**WORK INSTRUCTIONS:**
Go through the following listing and count each line that contains the string "JSON"; the answer is that number alone.

-=-=-=-=-

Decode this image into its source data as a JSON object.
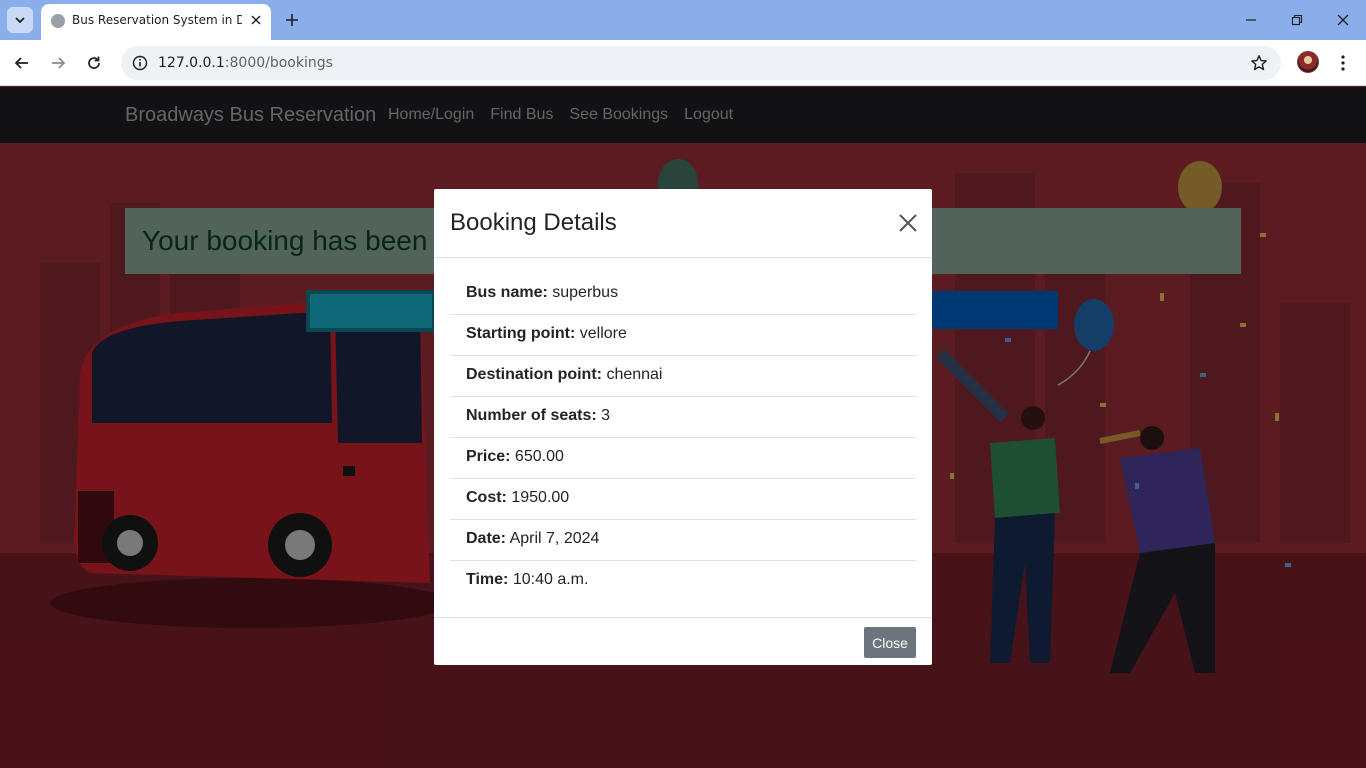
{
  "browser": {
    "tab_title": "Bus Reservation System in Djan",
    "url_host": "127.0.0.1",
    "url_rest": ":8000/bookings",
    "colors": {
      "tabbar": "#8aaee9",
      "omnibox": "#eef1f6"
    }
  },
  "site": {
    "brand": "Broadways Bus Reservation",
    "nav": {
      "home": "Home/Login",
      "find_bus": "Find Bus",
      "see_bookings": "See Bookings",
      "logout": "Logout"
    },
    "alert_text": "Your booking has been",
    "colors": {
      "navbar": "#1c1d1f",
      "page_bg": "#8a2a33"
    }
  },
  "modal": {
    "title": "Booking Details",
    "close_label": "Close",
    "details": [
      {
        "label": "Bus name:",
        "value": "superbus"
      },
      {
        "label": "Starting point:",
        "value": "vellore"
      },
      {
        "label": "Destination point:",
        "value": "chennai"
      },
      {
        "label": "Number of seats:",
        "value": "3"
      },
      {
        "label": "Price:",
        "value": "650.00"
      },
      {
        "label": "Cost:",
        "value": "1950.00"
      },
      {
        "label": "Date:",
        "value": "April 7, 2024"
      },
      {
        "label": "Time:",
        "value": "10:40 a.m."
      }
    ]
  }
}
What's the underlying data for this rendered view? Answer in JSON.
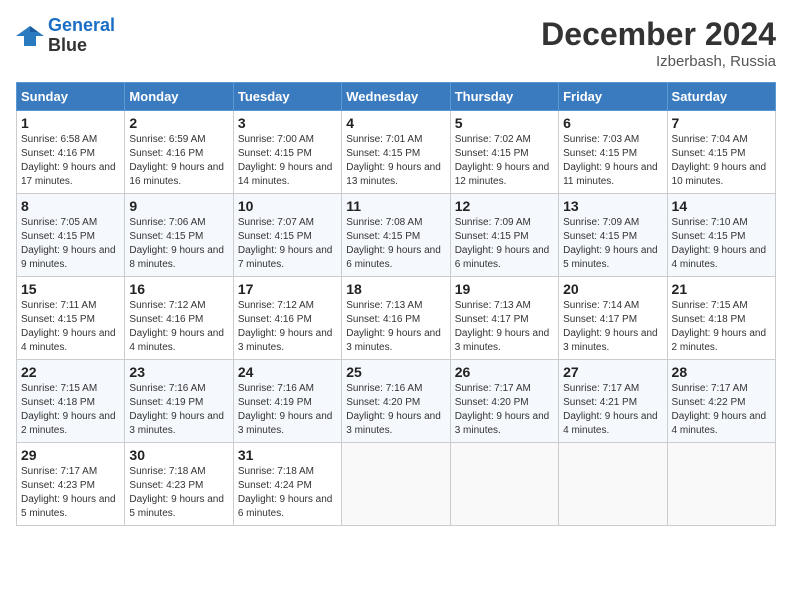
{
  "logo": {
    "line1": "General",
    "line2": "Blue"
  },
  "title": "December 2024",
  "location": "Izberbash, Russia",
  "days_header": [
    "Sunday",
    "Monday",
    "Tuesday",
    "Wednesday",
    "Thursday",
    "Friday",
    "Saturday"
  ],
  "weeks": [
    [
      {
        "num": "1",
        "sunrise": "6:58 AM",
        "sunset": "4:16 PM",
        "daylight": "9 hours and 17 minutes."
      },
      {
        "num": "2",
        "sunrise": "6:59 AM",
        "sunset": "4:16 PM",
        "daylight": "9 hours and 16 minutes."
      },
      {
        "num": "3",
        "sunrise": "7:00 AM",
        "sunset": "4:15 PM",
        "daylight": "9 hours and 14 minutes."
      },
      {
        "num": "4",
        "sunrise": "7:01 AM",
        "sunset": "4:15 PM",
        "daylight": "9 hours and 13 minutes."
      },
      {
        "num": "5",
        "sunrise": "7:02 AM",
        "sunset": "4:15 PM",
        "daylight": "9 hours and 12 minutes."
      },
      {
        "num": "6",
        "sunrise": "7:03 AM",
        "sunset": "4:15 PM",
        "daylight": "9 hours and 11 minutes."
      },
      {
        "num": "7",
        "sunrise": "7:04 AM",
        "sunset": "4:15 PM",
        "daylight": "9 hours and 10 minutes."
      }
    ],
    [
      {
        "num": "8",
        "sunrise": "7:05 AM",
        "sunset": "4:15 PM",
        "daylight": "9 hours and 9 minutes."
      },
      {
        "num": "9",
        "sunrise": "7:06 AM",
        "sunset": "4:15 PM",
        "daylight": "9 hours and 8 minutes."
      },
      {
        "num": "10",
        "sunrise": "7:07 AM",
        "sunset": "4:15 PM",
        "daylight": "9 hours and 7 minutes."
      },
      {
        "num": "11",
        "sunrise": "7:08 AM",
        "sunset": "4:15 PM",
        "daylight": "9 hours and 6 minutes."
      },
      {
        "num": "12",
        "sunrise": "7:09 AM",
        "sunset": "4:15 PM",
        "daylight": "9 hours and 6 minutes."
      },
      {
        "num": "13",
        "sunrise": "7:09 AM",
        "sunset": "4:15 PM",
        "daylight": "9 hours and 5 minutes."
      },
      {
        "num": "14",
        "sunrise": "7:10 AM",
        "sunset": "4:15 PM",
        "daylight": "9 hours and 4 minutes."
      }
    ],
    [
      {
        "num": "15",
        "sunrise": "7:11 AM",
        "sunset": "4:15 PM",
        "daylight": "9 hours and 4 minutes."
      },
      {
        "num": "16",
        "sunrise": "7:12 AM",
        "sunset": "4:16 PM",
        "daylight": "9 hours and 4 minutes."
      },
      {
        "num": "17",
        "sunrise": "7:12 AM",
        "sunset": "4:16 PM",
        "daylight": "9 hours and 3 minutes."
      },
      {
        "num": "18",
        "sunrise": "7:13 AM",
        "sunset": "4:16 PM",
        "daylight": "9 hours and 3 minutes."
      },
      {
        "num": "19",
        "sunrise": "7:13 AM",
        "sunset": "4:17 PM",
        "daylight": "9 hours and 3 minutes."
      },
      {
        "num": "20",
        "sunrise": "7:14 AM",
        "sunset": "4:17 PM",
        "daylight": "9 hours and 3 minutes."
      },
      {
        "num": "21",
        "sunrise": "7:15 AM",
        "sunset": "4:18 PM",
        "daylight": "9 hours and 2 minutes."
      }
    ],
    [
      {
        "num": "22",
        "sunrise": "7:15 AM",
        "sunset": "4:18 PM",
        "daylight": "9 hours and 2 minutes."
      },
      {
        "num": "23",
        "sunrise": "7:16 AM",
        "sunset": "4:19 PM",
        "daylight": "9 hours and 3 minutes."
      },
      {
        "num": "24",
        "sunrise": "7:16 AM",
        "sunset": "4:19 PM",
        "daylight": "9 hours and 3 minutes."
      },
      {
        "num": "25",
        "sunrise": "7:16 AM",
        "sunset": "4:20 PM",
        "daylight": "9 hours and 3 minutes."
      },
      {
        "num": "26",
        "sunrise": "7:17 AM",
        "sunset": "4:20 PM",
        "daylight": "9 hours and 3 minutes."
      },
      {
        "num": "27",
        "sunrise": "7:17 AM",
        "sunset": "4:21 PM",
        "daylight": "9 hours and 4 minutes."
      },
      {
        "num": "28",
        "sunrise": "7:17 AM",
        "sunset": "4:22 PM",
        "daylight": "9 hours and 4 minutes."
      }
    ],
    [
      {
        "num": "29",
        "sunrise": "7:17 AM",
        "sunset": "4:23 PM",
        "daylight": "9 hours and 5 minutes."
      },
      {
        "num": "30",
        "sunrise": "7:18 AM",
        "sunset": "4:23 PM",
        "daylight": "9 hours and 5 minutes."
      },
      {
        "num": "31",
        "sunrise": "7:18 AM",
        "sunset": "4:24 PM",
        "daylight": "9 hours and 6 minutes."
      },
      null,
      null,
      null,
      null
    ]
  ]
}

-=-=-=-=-

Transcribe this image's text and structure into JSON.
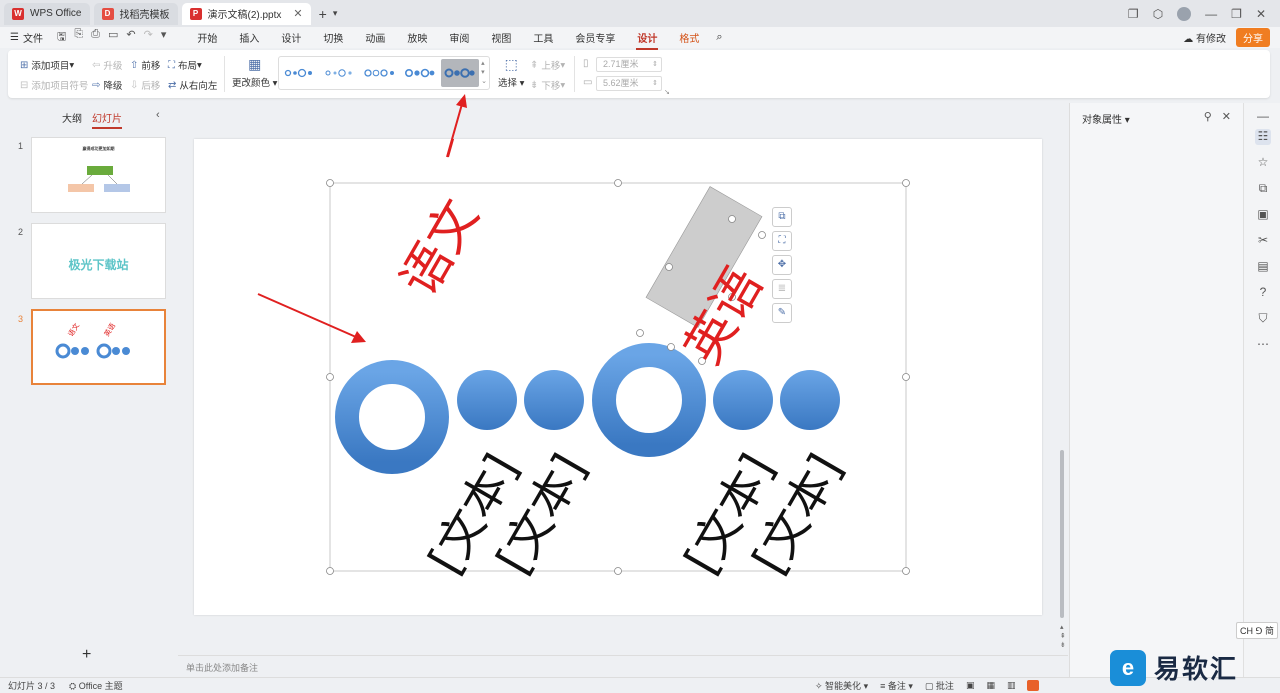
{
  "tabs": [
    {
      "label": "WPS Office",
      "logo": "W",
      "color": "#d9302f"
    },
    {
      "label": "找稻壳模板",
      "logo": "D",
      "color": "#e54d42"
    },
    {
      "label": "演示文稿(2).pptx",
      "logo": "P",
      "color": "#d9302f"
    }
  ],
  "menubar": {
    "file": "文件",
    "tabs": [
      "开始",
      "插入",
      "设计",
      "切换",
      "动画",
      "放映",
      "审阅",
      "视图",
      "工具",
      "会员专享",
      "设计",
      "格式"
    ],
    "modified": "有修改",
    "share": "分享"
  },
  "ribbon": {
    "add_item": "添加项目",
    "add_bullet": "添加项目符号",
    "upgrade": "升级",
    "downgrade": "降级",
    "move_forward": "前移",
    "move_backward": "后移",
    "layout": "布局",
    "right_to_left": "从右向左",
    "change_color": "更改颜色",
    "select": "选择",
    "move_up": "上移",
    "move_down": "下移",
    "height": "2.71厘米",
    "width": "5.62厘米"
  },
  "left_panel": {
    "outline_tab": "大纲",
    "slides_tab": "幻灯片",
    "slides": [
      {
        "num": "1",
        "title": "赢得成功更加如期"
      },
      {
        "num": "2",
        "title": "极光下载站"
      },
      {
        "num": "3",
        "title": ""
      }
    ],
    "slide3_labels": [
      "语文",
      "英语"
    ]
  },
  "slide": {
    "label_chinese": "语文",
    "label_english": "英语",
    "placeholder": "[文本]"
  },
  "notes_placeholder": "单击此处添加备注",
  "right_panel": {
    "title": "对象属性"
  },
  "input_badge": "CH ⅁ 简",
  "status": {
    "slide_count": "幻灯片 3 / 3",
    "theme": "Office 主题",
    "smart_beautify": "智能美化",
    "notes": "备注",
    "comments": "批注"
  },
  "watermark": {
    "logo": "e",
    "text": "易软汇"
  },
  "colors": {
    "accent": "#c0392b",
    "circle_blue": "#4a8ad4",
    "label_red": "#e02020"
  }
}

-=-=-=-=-

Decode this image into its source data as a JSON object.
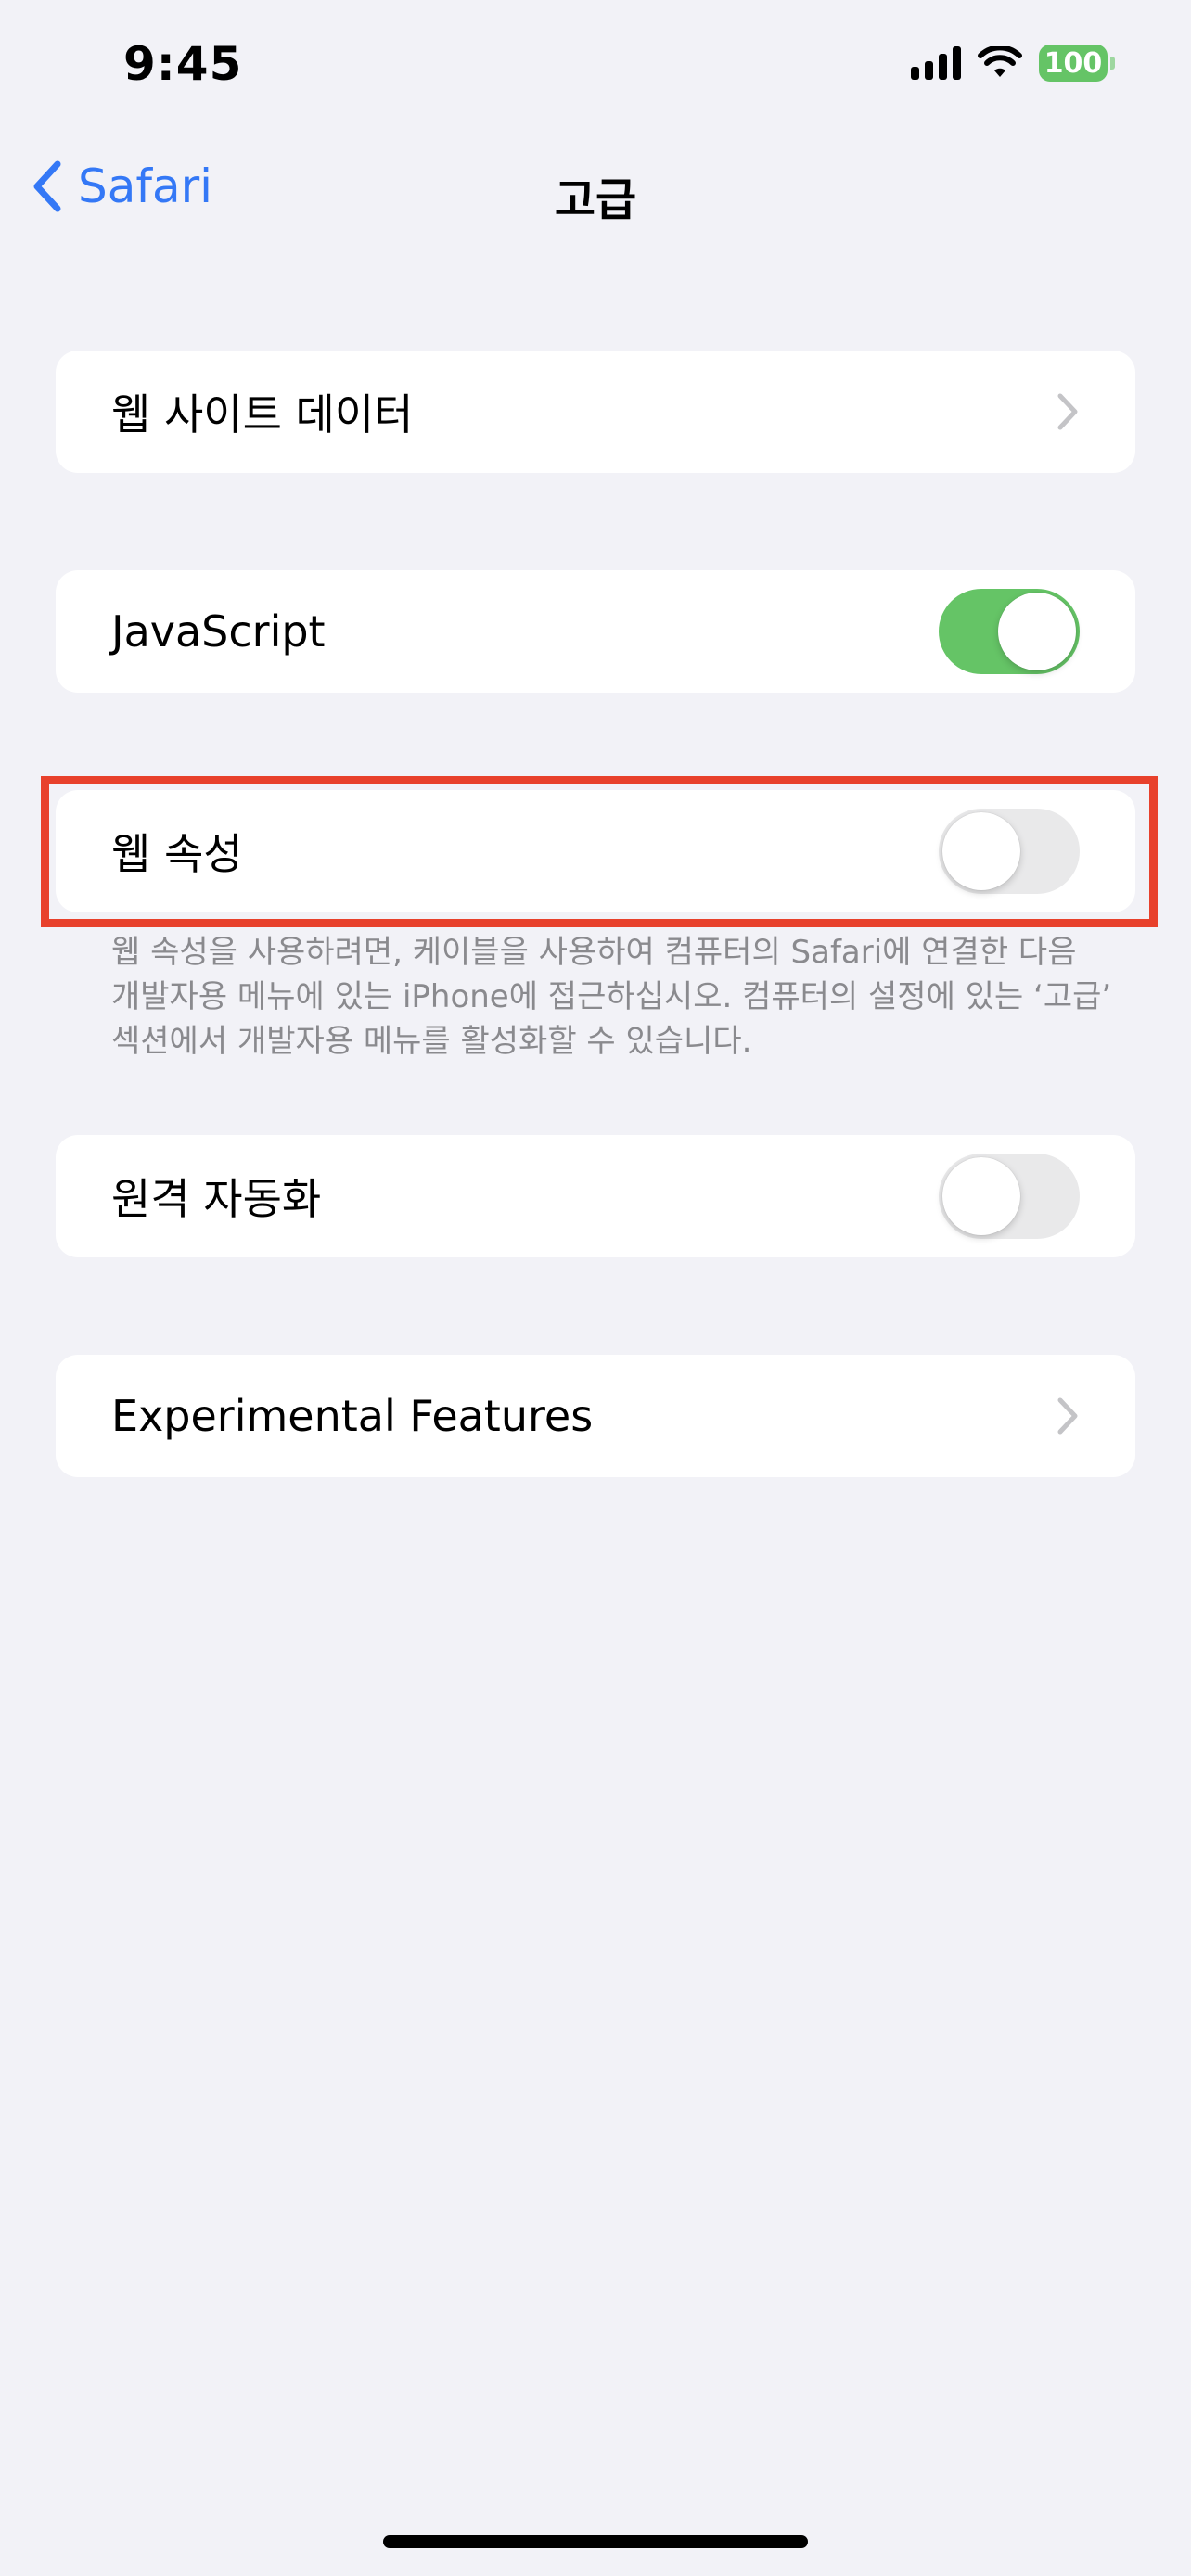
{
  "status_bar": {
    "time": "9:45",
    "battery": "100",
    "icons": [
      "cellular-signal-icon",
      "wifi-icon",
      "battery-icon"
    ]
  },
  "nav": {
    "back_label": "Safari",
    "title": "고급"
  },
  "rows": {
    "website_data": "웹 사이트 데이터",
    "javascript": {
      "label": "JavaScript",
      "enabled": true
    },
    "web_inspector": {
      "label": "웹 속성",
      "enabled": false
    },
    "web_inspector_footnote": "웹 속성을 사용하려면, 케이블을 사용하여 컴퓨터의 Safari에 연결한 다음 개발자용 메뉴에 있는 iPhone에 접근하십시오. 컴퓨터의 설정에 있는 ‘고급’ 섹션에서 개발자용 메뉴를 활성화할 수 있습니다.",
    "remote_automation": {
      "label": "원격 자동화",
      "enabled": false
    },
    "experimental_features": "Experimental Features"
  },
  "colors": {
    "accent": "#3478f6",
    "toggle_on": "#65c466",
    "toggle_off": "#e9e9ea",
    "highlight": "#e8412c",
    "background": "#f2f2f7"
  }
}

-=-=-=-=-

**SOLUTION BELOW:**
4